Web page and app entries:
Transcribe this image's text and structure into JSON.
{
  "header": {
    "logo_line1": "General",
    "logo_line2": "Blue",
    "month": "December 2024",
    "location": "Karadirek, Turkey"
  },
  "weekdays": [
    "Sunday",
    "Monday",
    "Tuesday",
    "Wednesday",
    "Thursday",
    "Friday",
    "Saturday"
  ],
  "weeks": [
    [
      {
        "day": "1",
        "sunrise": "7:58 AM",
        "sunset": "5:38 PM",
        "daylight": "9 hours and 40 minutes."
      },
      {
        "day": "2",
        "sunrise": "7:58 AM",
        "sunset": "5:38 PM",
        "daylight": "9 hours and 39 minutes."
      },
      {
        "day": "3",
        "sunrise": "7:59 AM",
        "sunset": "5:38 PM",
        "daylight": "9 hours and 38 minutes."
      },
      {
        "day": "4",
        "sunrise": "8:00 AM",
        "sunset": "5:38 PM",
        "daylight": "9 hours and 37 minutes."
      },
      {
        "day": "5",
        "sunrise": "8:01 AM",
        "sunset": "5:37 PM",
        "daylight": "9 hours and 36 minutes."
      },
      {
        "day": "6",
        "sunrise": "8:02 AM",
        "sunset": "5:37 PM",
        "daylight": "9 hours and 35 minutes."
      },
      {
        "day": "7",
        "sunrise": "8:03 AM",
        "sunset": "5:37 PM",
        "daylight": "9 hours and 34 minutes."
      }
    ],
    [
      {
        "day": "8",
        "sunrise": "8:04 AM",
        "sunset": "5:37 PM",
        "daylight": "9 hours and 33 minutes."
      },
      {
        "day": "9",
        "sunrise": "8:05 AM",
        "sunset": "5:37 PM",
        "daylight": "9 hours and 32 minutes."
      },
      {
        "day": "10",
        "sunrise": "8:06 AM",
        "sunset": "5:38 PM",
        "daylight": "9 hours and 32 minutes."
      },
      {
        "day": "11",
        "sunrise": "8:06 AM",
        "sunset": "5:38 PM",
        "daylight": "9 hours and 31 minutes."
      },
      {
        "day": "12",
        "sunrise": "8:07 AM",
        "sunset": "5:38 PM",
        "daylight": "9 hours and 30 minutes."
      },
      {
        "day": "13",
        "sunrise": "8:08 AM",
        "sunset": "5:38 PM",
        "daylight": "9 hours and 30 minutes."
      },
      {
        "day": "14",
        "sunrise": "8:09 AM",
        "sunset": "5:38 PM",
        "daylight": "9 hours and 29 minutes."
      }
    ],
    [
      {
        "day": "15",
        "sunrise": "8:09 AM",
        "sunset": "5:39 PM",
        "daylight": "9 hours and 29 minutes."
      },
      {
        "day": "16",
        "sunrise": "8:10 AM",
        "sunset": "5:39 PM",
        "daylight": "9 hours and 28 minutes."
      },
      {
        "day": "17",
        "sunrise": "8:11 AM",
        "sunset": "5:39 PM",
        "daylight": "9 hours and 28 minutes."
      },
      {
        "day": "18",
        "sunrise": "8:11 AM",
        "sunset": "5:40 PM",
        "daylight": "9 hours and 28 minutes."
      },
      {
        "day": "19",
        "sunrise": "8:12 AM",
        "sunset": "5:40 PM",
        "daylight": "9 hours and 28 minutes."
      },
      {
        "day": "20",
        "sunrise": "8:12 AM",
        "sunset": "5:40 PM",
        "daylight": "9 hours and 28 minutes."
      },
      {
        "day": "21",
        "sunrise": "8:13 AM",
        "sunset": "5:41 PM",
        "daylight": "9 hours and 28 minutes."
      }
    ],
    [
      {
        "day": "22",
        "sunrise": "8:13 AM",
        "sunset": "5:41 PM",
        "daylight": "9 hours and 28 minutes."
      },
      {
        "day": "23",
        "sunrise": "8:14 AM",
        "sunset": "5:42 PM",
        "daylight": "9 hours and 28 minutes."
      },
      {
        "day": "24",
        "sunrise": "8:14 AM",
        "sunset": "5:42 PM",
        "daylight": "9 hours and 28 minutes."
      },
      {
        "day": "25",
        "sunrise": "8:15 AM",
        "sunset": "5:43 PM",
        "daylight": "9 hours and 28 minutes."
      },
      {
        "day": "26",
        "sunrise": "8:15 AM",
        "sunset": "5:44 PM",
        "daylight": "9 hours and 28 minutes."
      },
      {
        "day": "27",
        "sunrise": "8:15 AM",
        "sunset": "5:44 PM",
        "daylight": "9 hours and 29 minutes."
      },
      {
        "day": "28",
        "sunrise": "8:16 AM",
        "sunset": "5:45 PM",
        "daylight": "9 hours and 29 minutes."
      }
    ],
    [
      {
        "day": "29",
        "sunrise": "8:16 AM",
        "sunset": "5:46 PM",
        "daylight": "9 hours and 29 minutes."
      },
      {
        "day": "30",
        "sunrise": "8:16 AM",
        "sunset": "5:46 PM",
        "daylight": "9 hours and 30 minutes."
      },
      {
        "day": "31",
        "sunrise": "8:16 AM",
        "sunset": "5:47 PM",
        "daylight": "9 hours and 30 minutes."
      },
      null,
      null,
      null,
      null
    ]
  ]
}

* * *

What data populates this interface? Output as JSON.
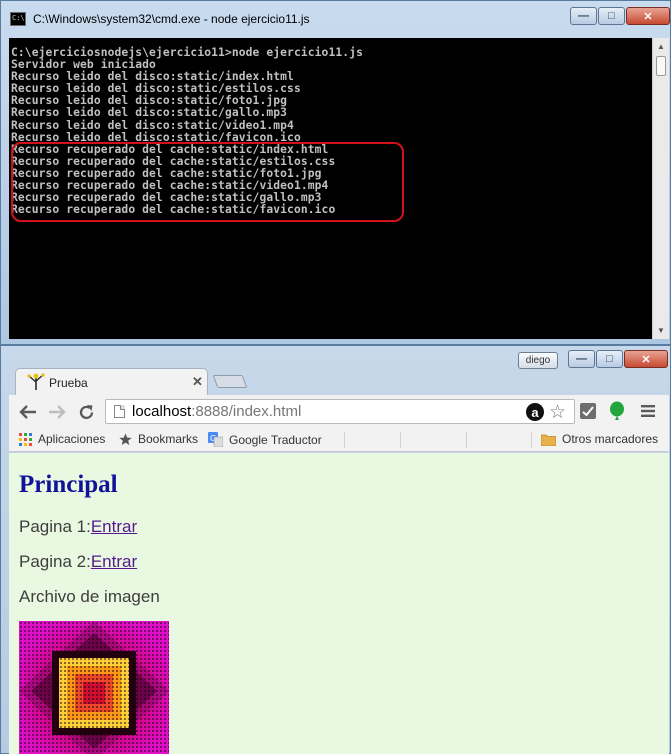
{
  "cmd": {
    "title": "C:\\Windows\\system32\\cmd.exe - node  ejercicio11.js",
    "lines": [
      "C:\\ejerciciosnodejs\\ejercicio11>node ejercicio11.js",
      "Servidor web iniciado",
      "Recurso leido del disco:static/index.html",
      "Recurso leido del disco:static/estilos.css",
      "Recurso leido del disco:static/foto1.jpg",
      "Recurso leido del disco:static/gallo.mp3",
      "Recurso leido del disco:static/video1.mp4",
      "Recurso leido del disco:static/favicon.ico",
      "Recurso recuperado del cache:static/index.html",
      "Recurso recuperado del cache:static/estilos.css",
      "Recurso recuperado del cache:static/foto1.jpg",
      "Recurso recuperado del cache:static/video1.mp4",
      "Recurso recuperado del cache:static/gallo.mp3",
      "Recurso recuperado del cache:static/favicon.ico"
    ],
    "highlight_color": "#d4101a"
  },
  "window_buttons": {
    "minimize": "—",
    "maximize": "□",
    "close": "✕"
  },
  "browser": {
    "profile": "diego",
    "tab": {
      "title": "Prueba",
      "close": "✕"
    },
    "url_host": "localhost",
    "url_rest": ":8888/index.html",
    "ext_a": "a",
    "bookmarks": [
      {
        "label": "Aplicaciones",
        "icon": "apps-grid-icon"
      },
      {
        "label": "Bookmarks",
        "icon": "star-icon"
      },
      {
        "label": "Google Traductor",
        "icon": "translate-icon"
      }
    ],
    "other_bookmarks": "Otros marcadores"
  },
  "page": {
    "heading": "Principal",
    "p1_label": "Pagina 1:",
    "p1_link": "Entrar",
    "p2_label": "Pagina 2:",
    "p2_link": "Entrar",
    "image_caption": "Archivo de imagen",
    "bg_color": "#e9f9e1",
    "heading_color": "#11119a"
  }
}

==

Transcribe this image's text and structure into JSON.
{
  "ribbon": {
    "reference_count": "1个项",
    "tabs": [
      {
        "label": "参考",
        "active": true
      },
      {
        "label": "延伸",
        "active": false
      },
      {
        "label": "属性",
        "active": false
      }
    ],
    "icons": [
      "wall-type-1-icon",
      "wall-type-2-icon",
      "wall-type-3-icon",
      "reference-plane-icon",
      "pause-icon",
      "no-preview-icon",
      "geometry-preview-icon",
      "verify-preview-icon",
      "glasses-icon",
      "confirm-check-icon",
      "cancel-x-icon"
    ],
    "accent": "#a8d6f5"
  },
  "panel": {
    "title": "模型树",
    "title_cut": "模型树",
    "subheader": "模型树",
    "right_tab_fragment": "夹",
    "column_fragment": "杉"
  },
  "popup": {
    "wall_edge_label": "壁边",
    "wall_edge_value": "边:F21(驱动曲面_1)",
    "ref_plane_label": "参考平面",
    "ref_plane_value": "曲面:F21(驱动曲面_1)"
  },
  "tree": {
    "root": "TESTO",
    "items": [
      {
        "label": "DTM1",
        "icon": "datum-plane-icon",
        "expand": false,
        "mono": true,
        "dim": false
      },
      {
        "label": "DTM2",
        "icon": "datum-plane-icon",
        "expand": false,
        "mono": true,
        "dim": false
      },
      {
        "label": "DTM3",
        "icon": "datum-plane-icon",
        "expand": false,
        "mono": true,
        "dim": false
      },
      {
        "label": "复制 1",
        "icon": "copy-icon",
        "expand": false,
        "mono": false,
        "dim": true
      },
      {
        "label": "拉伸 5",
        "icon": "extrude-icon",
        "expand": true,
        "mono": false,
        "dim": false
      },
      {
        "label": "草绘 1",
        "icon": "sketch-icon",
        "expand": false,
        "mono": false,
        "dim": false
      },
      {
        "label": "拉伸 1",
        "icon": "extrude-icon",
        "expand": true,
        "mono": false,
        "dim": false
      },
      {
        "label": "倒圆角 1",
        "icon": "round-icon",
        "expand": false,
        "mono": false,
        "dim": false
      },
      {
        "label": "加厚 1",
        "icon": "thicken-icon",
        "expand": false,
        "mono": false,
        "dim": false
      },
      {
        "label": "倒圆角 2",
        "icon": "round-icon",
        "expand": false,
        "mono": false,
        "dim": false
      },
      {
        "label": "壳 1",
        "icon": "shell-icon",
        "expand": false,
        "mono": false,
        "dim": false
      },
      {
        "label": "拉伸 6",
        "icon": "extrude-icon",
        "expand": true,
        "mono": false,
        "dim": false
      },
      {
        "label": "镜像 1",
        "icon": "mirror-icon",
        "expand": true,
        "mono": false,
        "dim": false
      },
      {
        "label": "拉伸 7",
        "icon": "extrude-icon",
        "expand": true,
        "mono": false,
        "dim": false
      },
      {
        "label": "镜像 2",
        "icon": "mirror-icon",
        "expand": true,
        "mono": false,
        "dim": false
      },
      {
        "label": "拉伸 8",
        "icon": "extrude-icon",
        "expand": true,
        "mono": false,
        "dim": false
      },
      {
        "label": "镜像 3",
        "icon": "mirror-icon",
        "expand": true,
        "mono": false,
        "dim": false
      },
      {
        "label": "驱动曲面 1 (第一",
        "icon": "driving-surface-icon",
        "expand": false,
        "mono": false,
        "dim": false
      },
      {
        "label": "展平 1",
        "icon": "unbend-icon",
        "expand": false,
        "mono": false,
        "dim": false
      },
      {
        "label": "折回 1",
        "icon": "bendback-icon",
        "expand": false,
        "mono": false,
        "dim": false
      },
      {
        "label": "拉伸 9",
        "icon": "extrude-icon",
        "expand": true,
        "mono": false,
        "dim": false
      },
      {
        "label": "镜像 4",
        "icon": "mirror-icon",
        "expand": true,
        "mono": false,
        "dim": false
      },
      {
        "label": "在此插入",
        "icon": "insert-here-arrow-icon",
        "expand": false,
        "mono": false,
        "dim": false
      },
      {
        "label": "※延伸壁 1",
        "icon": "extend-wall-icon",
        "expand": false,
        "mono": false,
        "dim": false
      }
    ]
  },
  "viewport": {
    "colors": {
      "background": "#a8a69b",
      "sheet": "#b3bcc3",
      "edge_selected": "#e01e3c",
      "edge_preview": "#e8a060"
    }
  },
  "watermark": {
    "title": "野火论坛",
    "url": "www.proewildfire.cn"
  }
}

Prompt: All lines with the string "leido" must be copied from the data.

Response box:
      "Recurso leido del disco:static/index.html",
      "Recurso leido del disco:static/estilos.css",
      "Recurso leido del disco:static/foto1.jpg",
      "Recurso leido del disco:static/gallo.mp3",
      "Recurso leido del disco:static/video1.mp4",
      "Recurso leido del disco:static/favicon.ico",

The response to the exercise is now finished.